--- START ---
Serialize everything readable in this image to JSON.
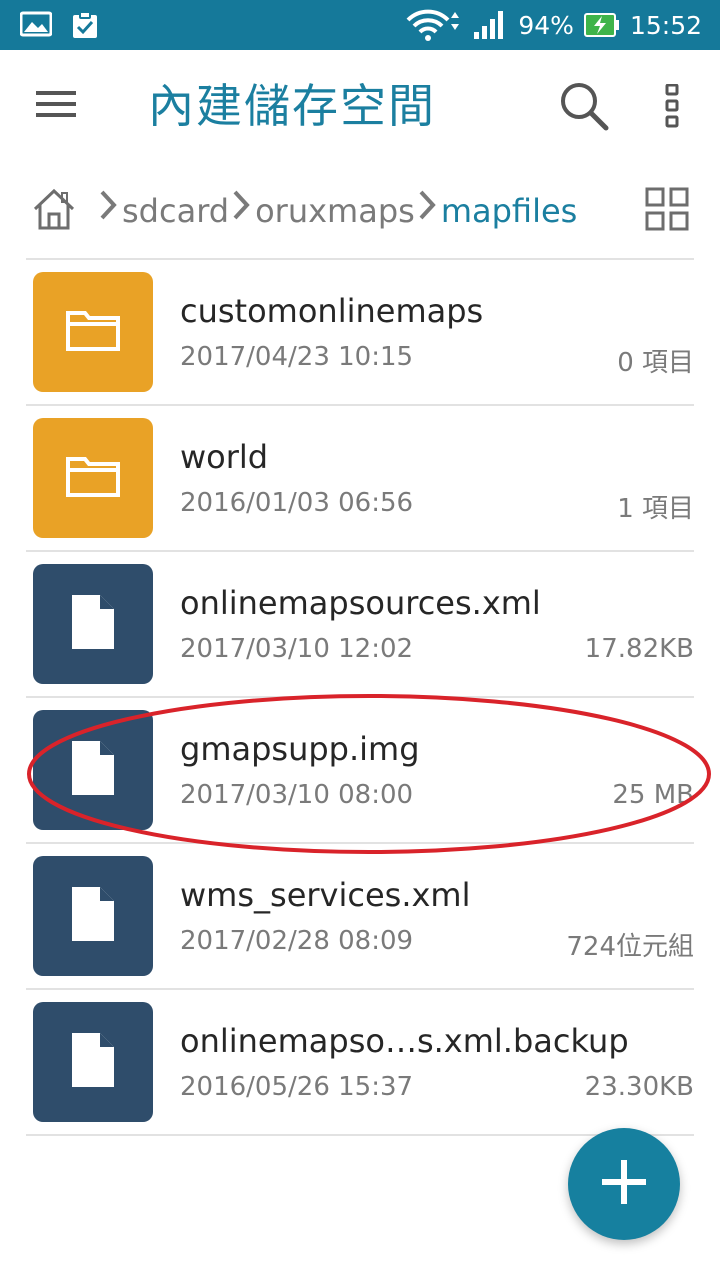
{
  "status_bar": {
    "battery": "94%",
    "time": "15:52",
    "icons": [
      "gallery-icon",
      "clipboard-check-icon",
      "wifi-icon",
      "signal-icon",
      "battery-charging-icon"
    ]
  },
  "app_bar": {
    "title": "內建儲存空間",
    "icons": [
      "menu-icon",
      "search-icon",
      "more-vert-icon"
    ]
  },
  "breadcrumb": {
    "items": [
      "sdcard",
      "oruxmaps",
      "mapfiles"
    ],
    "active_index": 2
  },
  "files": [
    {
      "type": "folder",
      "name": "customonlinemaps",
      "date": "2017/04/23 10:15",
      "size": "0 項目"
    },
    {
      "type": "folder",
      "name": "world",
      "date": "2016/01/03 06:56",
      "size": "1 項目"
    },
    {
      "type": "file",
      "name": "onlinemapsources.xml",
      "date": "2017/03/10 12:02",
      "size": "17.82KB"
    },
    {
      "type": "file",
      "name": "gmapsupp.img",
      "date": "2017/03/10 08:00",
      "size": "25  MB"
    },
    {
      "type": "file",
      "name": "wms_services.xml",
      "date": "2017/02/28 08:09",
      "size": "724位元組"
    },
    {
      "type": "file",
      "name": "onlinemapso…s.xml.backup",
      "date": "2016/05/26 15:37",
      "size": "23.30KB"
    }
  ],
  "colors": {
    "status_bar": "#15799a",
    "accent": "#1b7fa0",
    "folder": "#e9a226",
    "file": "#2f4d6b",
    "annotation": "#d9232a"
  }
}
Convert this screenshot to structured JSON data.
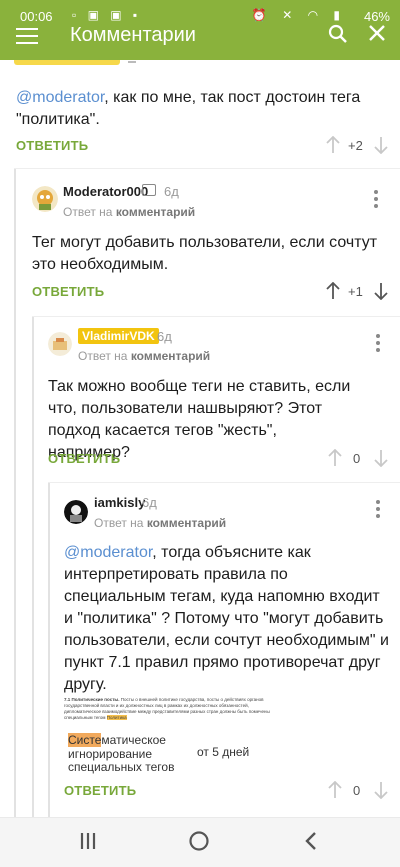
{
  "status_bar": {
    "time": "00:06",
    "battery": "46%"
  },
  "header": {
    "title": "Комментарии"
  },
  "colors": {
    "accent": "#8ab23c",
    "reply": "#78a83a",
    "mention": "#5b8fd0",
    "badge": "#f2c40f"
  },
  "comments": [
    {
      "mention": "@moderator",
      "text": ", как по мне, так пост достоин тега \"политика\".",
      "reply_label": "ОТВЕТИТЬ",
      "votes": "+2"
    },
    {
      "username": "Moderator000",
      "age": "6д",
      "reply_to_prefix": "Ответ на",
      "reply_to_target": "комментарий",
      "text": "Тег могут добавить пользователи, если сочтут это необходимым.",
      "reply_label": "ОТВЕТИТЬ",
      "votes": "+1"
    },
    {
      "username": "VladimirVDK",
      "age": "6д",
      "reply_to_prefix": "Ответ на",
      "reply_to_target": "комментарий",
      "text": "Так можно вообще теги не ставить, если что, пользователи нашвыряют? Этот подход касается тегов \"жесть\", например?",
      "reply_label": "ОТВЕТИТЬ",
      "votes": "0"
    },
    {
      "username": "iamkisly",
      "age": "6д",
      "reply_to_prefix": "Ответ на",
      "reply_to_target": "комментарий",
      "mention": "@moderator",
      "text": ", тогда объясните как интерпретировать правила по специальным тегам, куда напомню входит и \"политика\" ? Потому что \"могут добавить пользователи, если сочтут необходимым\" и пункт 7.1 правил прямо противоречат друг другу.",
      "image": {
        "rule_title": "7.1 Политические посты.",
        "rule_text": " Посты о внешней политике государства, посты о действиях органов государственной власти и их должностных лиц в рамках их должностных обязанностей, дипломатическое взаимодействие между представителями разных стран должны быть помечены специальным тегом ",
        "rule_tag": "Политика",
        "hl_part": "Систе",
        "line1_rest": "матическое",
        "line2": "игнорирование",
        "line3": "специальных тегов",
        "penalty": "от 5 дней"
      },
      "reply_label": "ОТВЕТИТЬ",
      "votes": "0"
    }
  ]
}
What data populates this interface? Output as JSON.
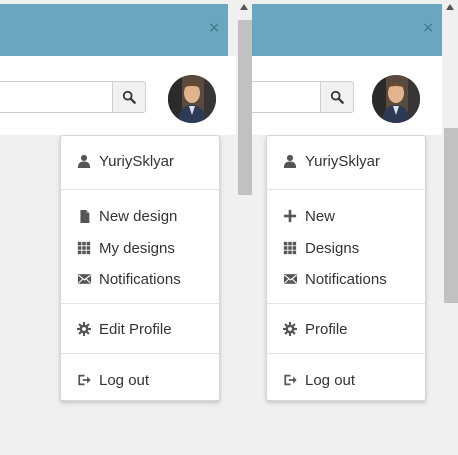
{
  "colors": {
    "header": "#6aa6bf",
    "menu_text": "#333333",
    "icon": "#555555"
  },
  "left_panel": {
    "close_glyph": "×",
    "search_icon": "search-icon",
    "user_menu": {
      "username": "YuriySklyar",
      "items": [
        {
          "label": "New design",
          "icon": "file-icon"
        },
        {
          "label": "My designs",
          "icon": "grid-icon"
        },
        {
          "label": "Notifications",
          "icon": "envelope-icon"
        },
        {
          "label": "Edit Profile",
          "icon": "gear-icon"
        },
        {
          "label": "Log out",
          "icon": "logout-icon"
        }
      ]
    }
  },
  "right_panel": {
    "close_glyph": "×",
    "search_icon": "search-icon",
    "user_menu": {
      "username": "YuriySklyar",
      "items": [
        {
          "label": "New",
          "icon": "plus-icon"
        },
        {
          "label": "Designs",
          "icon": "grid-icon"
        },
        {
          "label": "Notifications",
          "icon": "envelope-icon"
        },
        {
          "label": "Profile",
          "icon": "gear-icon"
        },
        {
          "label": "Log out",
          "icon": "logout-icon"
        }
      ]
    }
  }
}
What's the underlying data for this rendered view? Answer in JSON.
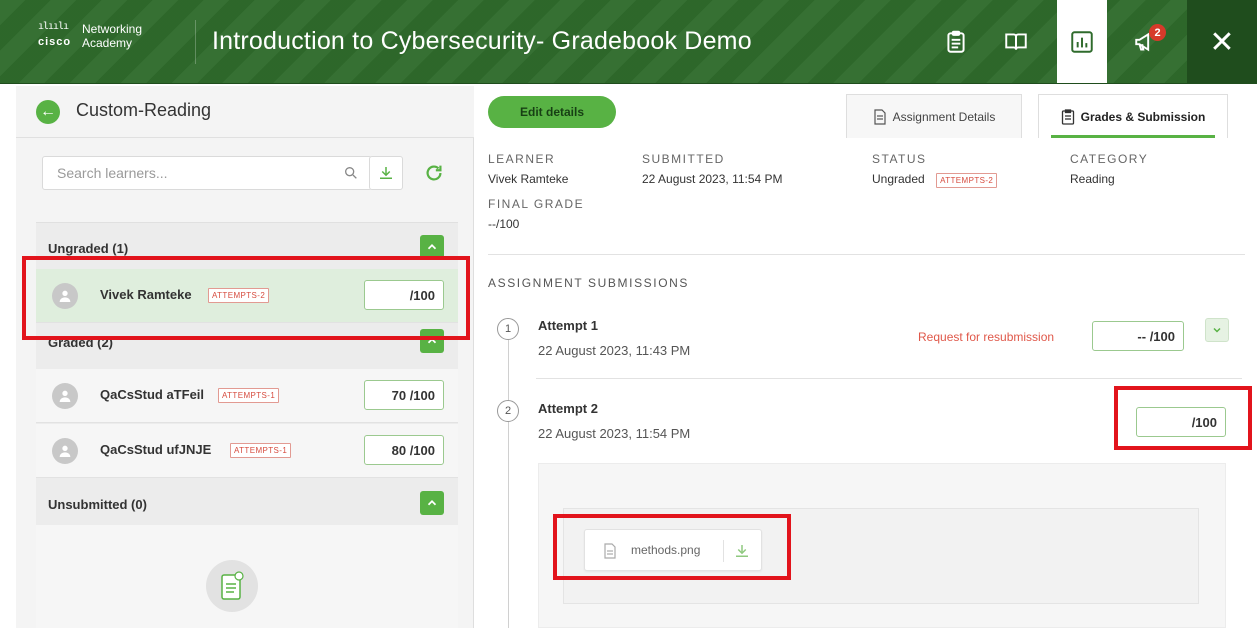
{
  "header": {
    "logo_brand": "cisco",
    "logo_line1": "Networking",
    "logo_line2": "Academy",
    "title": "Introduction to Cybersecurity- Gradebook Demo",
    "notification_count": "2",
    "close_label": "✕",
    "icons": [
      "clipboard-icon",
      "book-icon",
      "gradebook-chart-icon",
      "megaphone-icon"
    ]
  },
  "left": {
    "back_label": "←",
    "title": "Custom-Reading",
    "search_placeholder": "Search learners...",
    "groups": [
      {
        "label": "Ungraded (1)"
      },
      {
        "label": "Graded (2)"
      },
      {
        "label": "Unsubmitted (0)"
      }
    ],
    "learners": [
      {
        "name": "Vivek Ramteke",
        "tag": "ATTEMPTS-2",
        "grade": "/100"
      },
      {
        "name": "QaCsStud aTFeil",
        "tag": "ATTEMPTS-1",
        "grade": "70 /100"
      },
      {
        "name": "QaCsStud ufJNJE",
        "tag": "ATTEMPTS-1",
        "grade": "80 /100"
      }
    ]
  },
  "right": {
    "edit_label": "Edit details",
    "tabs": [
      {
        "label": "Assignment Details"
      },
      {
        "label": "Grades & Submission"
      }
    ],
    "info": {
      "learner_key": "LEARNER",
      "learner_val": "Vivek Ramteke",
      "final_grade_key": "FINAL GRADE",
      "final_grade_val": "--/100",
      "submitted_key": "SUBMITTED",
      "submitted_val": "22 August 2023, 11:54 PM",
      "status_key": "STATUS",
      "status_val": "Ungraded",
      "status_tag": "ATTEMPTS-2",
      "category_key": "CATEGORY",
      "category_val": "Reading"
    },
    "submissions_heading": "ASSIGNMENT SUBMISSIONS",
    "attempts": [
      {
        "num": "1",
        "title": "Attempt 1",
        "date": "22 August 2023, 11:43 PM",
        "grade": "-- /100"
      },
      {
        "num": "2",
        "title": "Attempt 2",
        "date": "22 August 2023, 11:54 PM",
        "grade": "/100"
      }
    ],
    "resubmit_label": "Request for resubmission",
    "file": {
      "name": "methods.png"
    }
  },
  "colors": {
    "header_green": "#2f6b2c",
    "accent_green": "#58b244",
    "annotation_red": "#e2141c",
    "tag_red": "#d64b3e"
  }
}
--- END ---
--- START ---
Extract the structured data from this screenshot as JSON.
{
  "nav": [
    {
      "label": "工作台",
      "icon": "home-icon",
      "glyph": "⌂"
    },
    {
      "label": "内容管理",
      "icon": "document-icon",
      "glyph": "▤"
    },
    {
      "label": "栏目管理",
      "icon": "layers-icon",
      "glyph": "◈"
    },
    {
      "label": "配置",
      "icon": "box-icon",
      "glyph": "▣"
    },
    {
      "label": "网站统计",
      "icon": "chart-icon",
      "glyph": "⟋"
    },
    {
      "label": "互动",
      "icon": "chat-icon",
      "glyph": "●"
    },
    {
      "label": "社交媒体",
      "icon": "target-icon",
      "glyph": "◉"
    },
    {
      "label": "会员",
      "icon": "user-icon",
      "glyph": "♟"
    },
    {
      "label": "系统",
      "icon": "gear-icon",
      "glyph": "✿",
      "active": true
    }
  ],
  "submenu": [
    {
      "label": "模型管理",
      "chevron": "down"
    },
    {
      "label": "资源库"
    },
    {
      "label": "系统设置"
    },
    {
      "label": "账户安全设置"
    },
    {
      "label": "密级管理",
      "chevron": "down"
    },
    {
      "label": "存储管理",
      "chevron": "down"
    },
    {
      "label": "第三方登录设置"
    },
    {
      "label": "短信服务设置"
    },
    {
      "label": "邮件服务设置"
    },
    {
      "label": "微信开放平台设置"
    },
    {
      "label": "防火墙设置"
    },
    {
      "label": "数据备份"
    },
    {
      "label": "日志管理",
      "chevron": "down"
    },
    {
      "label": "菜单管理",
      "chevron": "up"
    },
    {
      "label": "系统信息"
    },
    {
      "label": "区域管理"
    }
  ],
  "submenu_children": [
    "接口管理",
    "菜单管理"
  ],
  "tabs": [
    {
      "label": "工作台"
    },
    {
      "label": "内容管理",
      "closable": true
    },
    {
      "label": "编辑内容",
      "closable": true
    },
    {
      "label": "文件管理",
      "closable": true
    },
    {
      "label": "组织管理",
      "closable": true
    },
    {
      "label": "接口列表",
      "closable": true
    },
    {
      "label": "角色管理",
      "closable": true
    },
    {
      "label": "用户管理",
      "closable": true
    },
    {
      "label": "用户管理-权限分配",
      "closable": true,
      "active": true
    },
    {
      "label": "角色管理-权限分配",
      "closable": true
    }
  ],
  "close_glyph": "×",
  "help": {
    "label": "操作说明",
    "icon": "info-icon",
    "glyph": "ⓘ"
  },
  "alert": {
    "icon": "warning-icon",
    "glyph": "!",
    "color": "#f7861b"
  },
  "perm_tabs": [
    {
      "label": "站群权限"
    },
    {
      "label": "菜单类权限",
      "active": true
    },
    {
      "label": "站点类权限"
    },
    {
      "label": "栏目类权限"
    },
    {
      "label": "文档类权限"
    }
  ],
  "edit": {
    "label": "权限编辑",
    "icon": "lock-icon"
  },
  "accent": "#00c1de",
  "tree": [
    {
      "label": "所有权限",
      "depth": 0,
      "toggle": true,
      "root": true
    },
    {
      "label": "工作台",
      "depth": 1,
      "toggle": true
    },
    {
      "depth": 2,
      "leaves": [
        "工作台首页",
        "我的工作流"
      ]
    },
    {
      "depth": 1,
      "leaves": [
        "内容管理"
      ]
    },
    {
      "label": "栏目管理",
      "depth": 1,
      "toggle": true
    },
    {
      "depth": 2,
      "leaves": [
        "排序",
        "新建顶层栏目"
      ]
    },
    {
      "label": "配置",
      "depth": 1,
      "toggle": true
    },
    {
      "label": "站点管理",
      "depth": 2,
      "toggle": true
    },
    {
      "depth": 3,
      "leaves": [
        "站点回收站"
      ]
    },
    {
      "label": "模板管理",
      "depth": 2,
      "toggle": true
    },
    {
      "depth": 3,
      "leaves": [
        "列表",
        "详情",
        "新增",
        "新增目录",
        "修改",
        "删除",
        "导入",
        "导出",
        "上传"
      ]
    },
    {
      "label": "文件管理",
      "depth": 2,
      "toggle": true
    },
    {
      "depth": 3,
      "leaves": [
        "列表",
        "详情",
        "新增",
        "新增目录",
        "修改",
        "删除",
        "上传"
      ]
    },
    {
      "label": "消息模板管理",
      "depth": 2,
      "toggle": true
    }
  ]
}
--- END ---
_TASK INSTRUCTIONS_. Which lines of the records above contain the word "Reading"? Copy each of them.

_WRITTEN RESPONSE_.
    "title": "Custom-Reading",
      "category_val": "Reading"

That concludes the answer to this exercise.